The following table shows the total number of expressions overall for each \(n\), and the total number of valid expressions for each \(d\) — they differ in an interesting way!

\(n\) | Total expressions | \(d=0\) | \(d=1\) | \(d=2\) | \(d=3\) | \(d=4\) | \(d=5\) | \(d=6\) | \(d=7\) | \(d=8\) | \(d=9\) |
---|---|---|---|---|---|---|---|---|---|---|---|

\(1\) | \(1\) | \(1\) | \(1\) | \(1\) | \(1\) | \(1\) | \(1\) | \(1\) | \(1\) | \(1\) | \(1\) |

\(2\) | \(4\) | \(3\) | \(4\) | \(4\) | \(4\) | \(4\) | \(4\) | \(4\) | \(4\) | \(4\) | \(4\) |

\(3\) | \(32\) | \(18\) | \(31\) | \(31\) | \(31\) | \(31\) | \(31\) | \(31\) | \(31\) | \(31\) | \(31\) |

\(4\) | \(320\) | \(135\) | \(301\) | \(305\) | \(305\) | \(305\) | \(305\) | \(305\) | \(305\) | \(305\) | \(305\) |

\(5\) | \(3584\) | \(1134\) | \(3275\) | \(3337\) | \(3345\) | \(3345\) | \(3345\) | \(3345\) | \(3345\) | \(3345\) | \(3345\) |

\(6\) | \(43008\) | \(10206\) | \(38211\) | \(39367\) | \(39481\) | \(39505\) | \(39505\) | \(39505\) | \(39505\) | \(39505\) | \(39505\) |

\(7\) | \(540672\) | \(96228\) | \(467367\) | \(485113\) | \(487523\) | \(487855\) | \(487935\) | \(487935\) | \(487935\) | \(487935\) | \(487935\) |

\(8\) | \(7028736\) | \(938223\) | \(5914620\) | \(6199332\) | \(6236058\) | \(6243604\) | \(6244838\) | \(6245118\) | \(6245118\) | \(6245118\) | \(6245118\) |

As you read from left to right across a row of the table (i.e. as \(d\) increases for the same \(n\)), the number of valid expression stabilises.
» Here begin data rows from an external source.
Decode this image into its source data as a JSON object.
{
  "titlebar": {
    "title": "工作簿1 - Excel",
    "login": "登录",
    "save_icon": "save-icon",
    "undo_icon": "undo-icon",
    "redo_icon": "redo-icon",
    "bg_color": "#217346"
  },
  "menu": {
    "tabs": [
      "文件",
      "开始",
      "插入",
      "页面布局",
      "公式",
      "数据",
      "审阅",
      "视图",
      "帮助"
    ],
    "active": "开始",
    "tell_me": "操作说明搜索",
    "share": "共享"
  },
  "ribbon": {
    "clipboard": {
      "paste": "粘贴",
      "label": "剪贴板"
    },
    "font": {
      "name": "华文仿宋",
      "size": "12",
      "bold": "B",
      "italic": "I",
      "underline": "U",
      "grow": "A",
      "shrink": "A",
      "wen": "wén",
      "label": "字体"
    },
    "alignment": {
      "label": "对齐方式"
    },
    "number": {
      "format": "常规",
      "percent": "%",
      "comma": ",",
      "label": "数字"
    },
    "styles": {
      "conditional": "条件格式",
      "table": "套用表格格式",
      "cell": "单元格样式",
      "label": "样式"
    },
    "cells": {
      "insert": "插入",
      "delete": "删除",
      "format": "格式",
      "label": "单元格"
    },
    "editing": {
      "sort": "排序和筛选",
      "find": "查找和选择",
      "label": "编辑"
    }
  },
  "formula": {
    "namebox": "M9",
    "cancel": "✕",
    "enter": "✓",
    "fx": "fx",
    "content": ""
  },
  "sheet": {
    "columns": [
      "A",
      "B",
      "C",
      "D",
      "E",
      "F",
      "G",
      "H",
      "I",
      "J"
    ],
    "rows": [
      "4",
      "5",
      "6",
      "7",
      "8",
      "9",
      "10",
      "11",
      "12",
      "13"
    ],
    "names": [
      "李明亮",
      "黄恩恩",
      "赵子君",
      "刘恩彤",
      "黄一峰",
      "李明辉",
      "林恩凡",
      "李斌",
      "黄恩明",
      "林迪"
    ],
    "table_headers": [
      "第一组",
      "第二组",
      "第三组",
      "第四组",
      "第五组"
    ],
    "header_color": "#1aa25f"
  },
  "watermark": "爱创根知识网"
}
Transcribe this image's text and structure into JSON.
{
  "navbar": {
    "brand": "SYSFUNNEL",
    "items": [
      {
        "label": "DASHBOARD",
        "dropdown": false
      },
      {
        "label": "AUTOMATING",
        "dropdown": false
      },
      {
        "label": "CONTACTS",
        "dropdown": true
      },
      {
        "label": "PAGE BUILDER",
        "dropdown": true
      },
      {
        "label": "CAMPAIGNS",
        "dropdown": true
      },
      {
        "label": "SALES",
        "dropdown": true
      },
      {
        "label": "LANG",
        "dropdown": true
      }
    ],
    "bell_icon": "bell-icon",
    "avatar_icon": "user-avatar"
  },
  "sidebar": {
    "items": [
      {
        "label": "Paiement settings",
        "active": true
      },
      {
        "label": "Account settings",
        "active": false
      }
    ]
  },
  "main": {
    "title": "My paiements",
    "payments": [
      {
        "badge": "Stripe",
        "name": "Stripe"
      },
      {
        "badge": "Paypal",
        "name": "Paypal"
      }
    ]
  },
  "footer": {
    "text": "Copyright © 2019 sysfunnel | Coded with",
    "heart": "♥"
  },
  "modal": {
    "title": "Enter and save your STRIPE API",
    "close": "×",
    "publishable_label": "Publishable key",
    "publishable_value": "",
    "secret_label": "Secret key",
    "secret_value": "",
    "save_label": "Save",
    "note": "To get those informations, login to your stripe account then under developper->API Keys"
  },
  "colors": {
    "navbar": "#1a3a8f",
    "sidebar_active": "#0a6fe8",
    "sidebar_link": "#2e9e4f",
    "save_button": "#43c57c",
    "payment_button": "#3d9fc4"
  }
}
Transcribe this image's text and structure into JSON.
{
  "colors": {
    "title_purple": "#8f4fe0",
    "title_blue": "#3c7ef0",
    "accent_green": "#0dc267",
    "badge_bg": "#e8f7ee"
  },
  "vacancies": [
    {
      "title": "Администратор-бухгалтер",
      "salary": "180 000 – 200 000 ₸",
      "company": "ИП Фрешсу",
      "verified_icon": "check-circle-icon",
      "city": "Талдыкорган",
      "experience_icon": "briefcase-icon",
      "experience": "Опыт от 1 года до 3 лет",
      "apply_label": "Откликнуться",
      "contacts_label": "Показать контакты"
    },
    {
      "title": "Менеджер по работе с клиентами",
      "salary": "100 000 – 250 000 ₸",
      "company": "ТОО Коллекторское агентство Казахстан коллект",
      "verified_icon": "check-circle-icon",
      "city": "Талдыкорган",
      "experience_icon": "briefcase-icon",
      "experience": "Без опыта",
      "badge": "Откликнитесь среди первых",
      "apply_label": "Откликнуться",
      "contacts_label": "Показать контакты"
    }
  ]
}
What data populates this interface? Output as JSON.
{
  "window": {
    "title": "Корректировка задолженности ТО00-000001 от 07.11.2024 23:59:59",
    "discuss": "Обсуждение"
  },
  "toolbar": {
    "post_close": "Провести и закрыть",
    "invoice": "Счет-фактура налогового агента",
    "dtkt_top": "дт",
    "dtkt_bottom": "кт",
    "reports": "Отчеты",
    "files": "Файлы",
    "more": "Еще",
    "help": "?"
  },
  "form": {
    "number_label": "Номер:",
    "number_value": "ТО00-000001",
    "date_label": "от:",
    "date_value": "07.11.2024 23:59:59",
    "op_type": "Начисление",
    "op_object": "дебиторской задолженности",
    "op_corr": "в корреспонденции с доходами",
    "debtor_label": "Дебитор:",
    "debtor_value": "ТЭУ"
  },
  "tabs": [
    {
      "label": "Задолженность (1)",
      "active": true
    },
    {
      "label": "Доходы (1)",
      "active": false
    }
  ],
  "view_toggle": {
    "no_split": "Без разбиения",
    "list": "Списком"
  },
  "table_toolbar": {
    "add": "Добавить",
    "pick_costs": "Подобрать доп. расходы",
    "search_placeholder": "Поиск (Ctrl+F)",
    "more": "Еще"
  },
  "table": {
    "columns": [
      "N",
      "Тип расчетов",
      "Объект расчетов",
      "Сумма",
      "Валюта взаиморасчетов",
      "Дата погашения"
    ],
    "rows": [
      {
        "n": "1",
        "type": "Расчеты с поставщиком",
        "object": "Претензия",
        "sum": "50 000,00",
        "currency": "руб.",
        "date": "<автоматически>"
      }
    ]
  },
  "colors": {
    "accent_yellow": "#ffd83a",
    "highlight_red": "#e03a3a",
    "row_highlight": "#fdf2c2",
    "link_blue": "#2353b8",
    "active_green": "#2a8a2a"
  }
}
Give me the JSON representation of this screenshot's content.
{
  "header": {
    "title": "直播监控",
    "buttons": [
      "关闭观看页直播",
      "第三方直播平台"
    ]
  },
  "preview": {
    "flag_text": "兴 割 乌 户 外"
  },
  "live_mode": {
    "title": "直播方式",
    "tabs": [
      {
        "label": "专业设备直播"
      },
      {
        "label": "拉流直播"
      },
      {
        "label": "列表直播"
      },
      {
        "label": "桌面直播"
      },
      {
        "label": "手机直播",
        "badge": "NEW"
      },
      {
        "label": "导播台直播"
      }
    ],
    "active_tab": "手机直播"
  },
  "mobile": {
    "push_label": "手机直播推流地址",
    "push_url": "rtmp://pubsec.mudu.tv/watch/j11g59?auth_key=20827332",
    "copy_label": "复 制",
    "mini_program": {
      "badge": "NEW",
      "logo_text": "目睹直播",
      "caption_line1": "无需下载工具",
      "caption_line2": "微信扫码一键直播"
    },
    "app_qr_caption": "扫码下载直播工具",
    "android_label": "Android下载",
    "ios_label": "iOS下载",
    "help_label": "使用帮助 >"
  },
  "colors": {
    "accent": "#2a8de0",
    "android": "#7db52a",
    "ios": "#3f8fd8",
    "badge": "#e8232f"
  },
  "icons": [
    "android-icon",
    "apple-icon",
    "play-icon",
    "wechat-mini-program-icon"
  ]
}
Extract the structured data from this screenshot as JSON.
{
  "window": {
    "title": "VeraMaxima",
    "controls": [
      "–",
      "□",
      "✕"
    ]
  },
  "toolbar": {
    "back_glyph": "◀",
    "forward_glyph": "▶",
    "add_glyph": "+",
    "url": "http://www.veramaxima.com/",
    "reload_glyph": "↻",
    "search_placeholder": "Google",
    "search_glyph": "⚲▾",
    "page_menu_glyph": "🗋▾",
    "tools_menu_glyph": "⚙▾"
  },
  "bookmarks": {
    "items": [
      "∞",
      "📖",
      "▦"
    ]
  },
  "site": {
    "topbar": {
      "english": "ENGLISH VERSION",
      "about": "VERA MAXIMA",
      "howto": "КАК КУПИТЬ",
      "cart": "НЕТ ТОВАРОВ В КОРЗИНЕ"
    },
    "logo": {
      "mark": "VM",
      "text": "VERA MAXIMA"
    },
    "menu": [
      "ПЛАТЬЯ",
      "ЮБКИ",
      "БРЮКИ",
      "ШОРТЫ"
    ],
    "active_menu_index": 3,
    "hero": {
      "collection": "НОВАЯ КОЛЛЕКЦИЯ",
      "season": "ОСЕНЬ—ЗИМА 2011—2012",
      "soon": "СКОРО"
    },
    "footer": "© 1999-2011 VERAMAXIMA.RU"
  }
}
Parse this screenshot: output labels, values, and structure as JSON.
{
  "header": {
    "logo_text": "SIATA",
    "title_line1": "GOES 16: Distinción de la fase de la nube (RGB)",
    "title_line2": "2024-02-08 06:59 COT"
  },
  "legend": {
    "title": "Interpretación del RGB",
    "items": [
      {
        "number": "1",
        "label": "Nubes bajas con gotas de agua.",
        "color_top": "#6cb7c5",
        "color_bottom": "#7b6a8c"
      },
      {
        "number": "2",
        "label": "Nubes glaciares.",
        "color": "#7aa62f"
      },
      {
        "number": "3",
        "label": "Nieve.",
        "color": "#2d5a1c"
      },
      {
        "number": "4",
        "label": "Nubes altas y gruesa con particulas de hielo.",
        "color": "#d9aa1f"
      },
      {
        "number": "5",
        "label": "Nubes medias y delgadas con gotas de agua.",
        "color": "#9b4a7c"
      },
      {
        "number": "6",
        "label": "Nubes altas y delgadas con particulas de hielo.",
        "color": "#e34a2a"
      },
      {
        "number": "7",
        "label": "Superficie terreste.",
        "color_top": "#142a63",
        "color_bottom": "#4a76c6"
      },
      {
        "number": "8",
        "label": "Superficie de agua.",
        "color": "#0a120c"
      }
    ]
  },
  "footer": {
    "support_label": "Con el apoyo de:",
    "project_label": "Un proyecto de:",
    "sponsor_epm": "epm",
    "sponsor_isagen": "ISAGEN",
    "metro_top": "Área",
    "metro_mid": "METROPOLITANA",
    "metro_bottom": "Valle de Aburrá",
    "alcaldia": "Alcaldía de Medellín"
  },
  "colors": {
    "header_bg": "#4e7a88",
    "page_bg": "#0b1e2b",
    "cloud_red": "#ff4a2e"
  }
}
For example, for \(n=5\), the monotonically-increasing sequence is \[1134,3275,3337,3345,3345,\dots,3345.\]

Each value highlighted in yellow in the table above is one which is strictly less than its stabilised counterpart (i.e. \(1134\), \(3275\) and \(3337\) are highlighted in yellow above because they are all less than \(3345\)). This sequence is bounded above by the total number of expressions (calculated previously as \(4^{n-1}\times C(n-1)\)), but anything further than that is still to be determined. One good thing has come out of this though — a new sequence has been approved and added to the On-Line Encyclopedia of Integer Sequences (OEIS) — check out A243312!

## Summary

Property | Expression |
---|---|

maximum value | \(\text{Maximum}(d,n)=\begin{cases}\begin{cases} n &\mbox{if } n < 4 \\ 3\times\text{Maximum}(n-3) &\mbox{if }n\geq 4 \end{cases} & \mbox{for }d=1 \\ d^n & \mbox{otherwise}\end{cases}\) |

minimum value | \(\text{Minimum}(d,n)=d-\text{Maximum}(d,n-1)\) |

smallest value | \(\text{Smallest}(d,n)=\begin{cases} d & \mbox{for }n=1 \\ 0 & \mbox{otherwise}\end{cases}\) |

smallest non-zero value | \(\text{SmallestNZ}(d,n)=d\div\text{Maximum}(d,n-1)\) for \(d\neq 0\) |

total number of expressions | \(\text{TotalExpressions}(n)=4^{n-1}\times C(n-1),\text{ where }C(n)=\begin{cases} 1 & \mbox{for }n=0 \\ \frac{1}{n+1}\sum_{i=0}^{n}\binom{n}{i}^{2} & \mbox{otherwise}\end{cases}\) |

total number of valid expressions | A formula for \(\text{TotalValidExpressions}(n)\) is currently unknown, but the sequence is bounded above by \(\text{TotalExpressions}(n)\) |